11 July 2022

This support is in addition to the scholarship programme generously funded by the company to support underrepresented groups on the Real Estate BSc Honours course at Westminster, worth over £30,000 across the next two years. This further donation from Shaftesbury highlights the ever-strengthening relationship between the University and the FTSE-250 listed investment trust.

From 1972 to 1990, the Soho Poly was London’s most important alternative theatre venue. Located in the basement of the University of Westminster’s Riding House Street building, it was a radical pioneer of ‘lunchtime theatre’, dedicated to widening democratic access to the arts. It also gave voice to underrepresented writers, particularly women and members of the BAME and LGBTQ+ communities. After being rediscovered approximately 10 years ago by Westminster academic, Dr Matthew Morrison, it has been utilised for small yet impactful dramatic arts and music education, alongside academic co-project lead, Professor Guy Osborn
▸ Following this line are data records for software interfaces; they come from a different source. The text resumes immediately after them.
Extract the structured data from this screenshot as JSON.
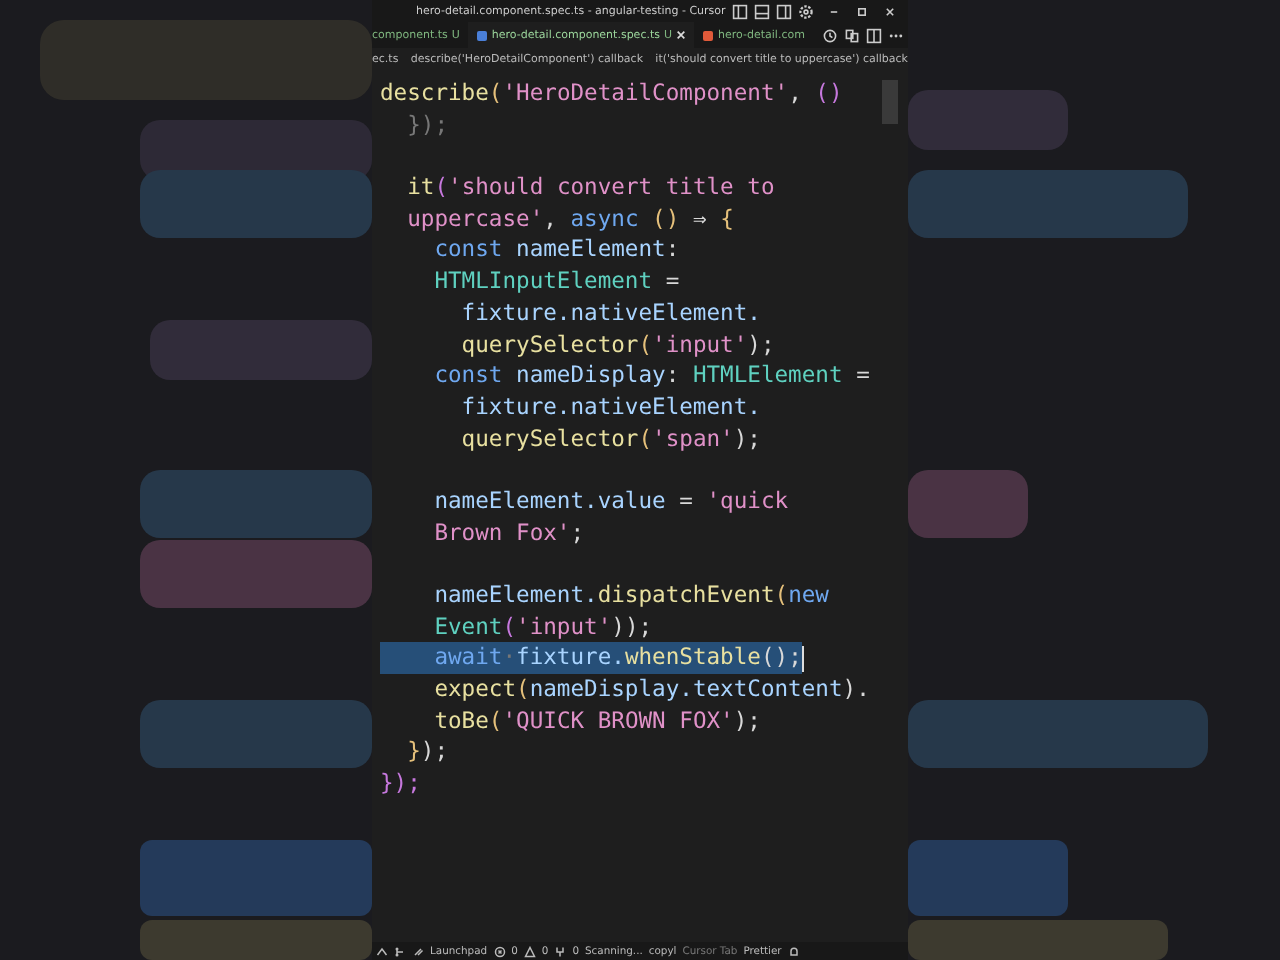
{
  "window": {
    "title": "hero-detail.component.spec.ts - angular-testing - Cursor"
  },
  "tabs": [
    {
      "label": "component.ts",
      "badge": "U",
      "selected": false
    },
    {
      "label": "hero-detail.component.spec.ts",
      "badge": "U",
      "selected": true,
      "kind": "angular"
    },
    {
      "label": "hero-detail.com",
      "selected": false,
      "kind": "html"
    }
  ],
  "breadcrumb": [
    "ec.ts",
    "describe('HeroDetailComponent') callback",
    "it('should convert title to uppercase') callback"
  ],
  "code": [
    {
      "selected": false,
      "tokens": [
        {
          "t": "describe",
          "kind": "fn"
        },
        {
          "t": "(",
          "kind": "b1"
        },
        {
          "t": "'HeroDetailComponent'",
          "kind": "str"
        },
        {
          "t": ", ",
          "kind": "p"
        },
        {
          "t": "()",
          "kind": "b2"
        }
      ]
    },
    {
      "selected": false,
      "tokens": [
        {
          "t": "  });",
          "kind": "dim"
        }
      ]
    },
    {
      "selected": false
    },
    {
      "selected": false,
      "tokens": [
        {
          "t": "  it",
          "kind": "fn"
        },
        {
          "t": "(",
          "kind": "b2"
        },
        {
          "t": "'should convert title to",
          "kind": "str"
        }
      ]
    },
    {
      "selected": false,
      "tokens": [
        {
          "t": "  uppercase'",
          "kind": "str"
        },
        {
          "t": ", ",
          "kind": "p"
        },
        {
          "t": "async",
          "kind": "kw"
        },
        {
          "t": " () ",
          "kind": "b3"
        },
        {
          "t": "⇒ ",
          "kind": "p"
        },
        {
          "t": "{",
          "kind": "b3"
        }
      ]
    },
    {
      "selected": false,
      "tokens": [
        {
          "t": "    const ",
          "kind": "kw"
        },
        {
          "t": "nameElement",
          "kind": "var"
        },
        {
          "t": ":",
          "kind": "p"
        }
      ]
    },
    {
      "selected": false,
      "tokens": [
        {
          "t": "    HTMLInputElement",
          "kind": "type"
        },
        {
          "t": " =",
          "kind": "p"
        }
      ]
    },
    {
      "selected": false,
      "tokens": [
        {
          "t": "      fixture.nativeElement.",
          "kind": "var"
        }
      ]
    },
    {
      "selected": false,
      "tokens": [
        {
          "t": "      querySelector",
          "kind": "fn"
        },
        {
          "t": "(",
          "kind": "b1"
        },
        {
          "t": "'input'",
          "kind": "str"
        },
        {
          "t": ");",
          "kind": "p"
        }
      ]
    },
    {
      "selected": false,
      "tokens": [
        {
          "t": "    const ",
          "kind": "kw"
        },
        {
          "t": "nameDisplay",
          "kind": "var"
        },
        {
          "t": ": ",
          "kind": "p"
        },
        {
          "t": "HTMLElement",
          "kind": "type"
        },
        {
          "t": " =",
          "kind": "p"
        }
      ]
    },
    {
      "selected": false,
      "tokens": [
        {
          "t": "      fixture.nativeElement.",
          "kind": "var"
        }
      ]
    },
    {
      "selected": false,
      "tokens": [
        {
          "t": "      querySelector",
          "kind": "fn"
        },
        {
          "t": "(",
          "kind": "b1"
        },
        {
          "t": "'span'",
          "kind": "str"
        },
        {
          "t": ");",
          "kind": "p"
        }
      ]
    },
    {
      "selected": false
    },
    {
      "selected": false,
      "tokens": [
        {
          "t": "    nameElement.value",
          "kind": "var"
        },
        {
          "t": " = ",
          "kind": "p"
        },
        {
          "t": "'quick",
          "kind": "str"
        }
      ]
    },
    {
      "selected": false,
      "tokens": [
        {
          "t": "    Brown Fox'",
          "kind": "str"
        },
        {
          "t": ";",
          "kind": "p"
        }
      ]
    },
    {
      "selected": false
    },
    {
      "selected": false,
      "tokens": [
        {
          "t": "    nameElement.",
          "kind": "var"
        },
        {
          "t": "dispatchEvent",
          "kind": "fn"
        },
        {
          "t": "(",
          "kind": "b1"
        },
        {
          "t": "new",
          "kind": "kw"
        }
      ]
    },
    {
      "selected": false,
      "tokens": [
        {
          "t": "    Event",
          "kind": "type"
        },
        {
          "t": "(",
          "kind": "b2"
        },
        {
          "t": "'input'",
          "kind": "str"
        },
        {
          "t": "));",
          "kind": "p"
        }
      ]
    },
    {
      "selected": true,
      "tokens": [
        {
          "t": "    await",
          "kind": "ctl"
        },
        {
          "t": "·",
          "kind": "dim"
        },
        {
          "t": "fixture.",
          "kind": "var"
        },
        {
          "t": "whenStable",
          "kind": "fn"
        },
        {
          "t": "();",
          "kind": "p"
        }
      ]
    },
    {
      "selected": false,
      "tokens": [
        {
          "t": "    expect",
          "kind": "fn"
        },
        {
          "t": "(",
          "kind": "b1"
        },
        {
          "t": "nameDisplay.textContent",
          "kind": "var"
        },
        {
          "t": ").",
          "kind": "p"
        }
      ]
    },
    {
      "selected": false,
      "tokens": [
        {
          "t": "    toBe",
          "kind": "fn"
        },
        {
          "t": "(",
          "kind": "b1"
        },
        {
          "t": "'QUICK BROWN FOX'",
          "kind": "str"
        },
        {
          "t": ");",
          "kind": "p"
        }
      ]
    },
    {
      "selected": false,
      "tokens": [
        {
          "t": "  }",
          "kind": "b3"
        },
        {
          "t": ");",
          "kind": "p"
        }
      ]
    },
    {
      "selected": false,
      "tokens": [
        {
          "t": "});",
          "kind": "b2"
        }
      ]
    }
  ],
  "status_bar": {
    "items": [
      "Launchpad",
      "0",
      "0",
      "0",
      "Scanning...",
      "copyl",
      "Cursor Tab",
      "Prettier"
    ]
  }
}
Once open, the performing arts venue will be able to increase community involvement and outreach programmes, delivering the disruptive and thought-provoking artistic activities that once made it a leader in its field. The next phase of the fundraising campaign will seek to develop an exhibition space above the performance site, permitting students and local community individuals the chance to showcase their visual artistry. 

Jordan Scammell, Head of Development and Fundraising, commented: “I’m delighted that Shaftesbury have decided to support our ambitions to bring the Soho Poly back to life through such generous funding. With our shared ambitions to ensure the West End remains an attractive and accessible part of London for all, I’m confident of a long-term partnership which benefits the local communities in which both Shaftesbury and the University operates.”
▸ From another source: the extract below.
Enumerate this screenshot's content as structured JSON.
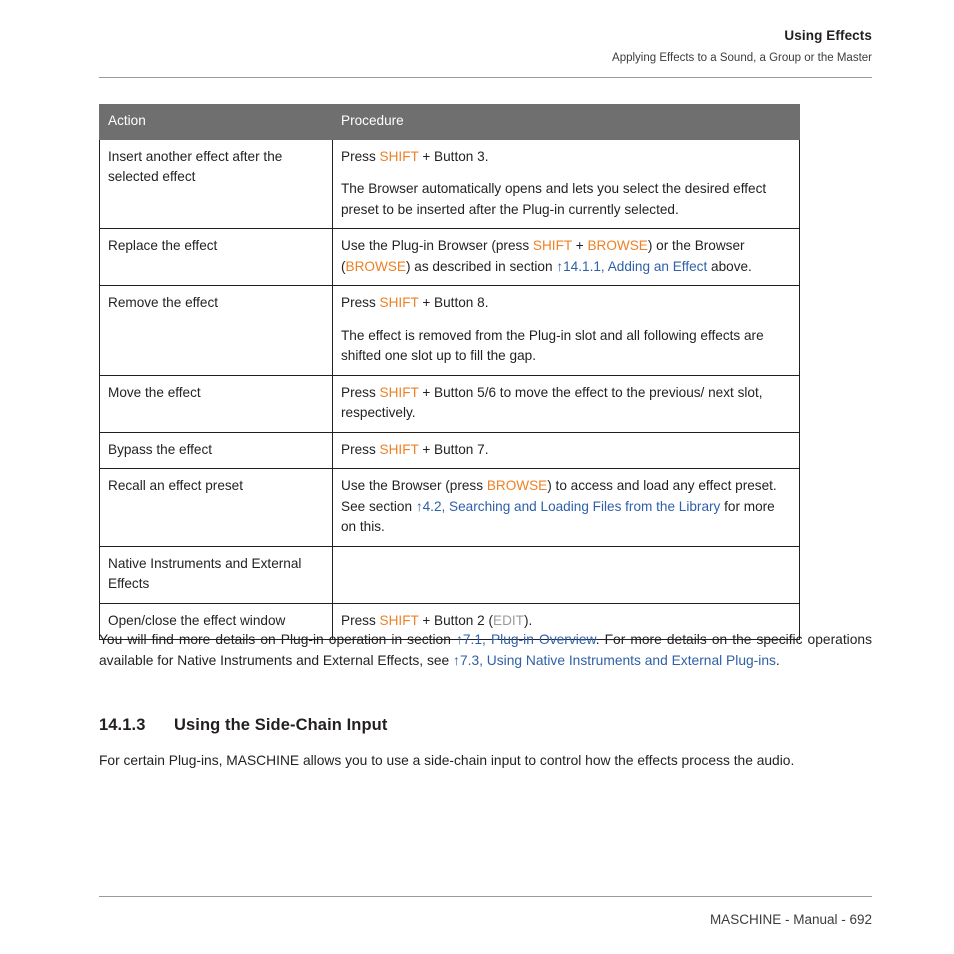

Andrew Price, Property Director at Shaftesbury and Chair of the company’s Community Investment Committee, added: “We are pleased to be able to continue our work with the University of Westminster through this project. The revival of Soho Poly will play an important role in creating more accessible opportunities, increasing wider community involvement and outreach programmes. We look forward to seeing it reclaim its pioneering role in the theatre community.”
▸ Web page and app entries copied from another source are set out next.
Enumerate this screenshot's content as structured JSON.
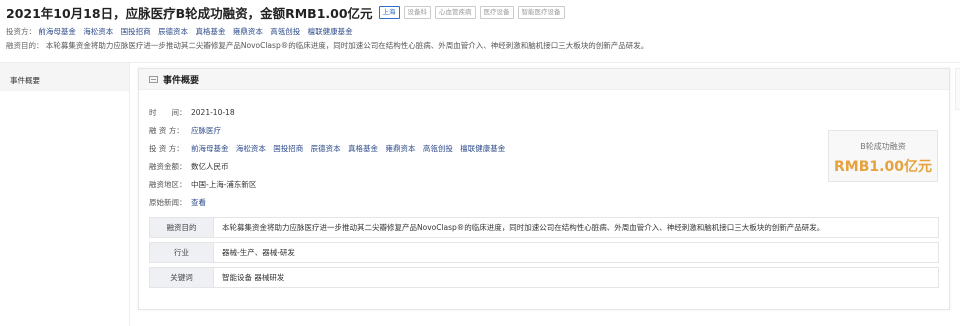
{
  "header": {
    "title": "2021年10月18日，应脉医疗B轮成功融资，金额RMB1.00亿元",
    "tags": [
      "上海",
      "设备科",
      "心血管疾病",
      "医疗设备",
      "智能医疗设备"
    ],
    "investors_label": "投资方：",
    "investors": [
      "前海母基金",
      "海松资本",
      "国投招商",
      "辰德资本",
      "真格基金",
      "雍鼎资本",
      "高瓴创投",
      "檀联健康基金"
    ],
    "purpose_label": "融资目的：",
    "purpose": "本轮募集资金将助力应脉医疗进一步推动其二尖瓣修复产品NovoClasp®的临床进度，同时加速公司在结构性心脏病、外周血管介入、神经刺激和脑机接口三大板块的创新产品研发。"
  },
  "sidebar": {
    "items": [
      {
        "label": "事件概要"
      }
    ]
  },
  "card": {
    "title": "事件概要",
    "time_label": "时　　间：",
    "time": "2021-10-18",
    "financing_party_label": "融 资 方：",
    "financing_party": "应脉医疗",
    "investor_label": "投 资 方：",
    "investors": [
      "前海母基金",
      "海松资本",
      "国投招商",
      "辰德资本",
      "真格基金",
      "雍鼎资本",
      "高瓴创投",
      "檀联健康基金"
    ],
    "amount_label": "融资金额：",
    "amount_text": "数亿人民币",
    "region_label": "融资地区：",
    "region": "中国-上海-浦东新区",
    "news_label": "原始新闻：",
    "news_link": "查看",
    "round_label": "B轮成功融资",
    "round_amount": "RMB1.00亿元",
    "table": [
      {
        "key": "融资目的",
        "value": "本轮募集资金将助力应脉医疗进一步推动其二尖瓣修复产品NovoClasp®的临床进度，同时加速公司在结构性心脏病、外周血管介入、神经刺激和脑机接口三大板块的创新产品研发。"
      },
      {
        "key": "行业",
        "value": "器械-生产、器械-研发"
      },
      {
        "key": "关键词",
        "value": "智能设备 器械研发"
      }
    ]
  },
  "colors": {
    "link": "#2d4a8a",
    "amount": "#e6a23c",
    "tag_primary": "#2e6fc9"
  }
}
To find out more, or how you can support the Soho Poly, contact the University’s Development Team or visit the Restoring the Soho Poly webpage.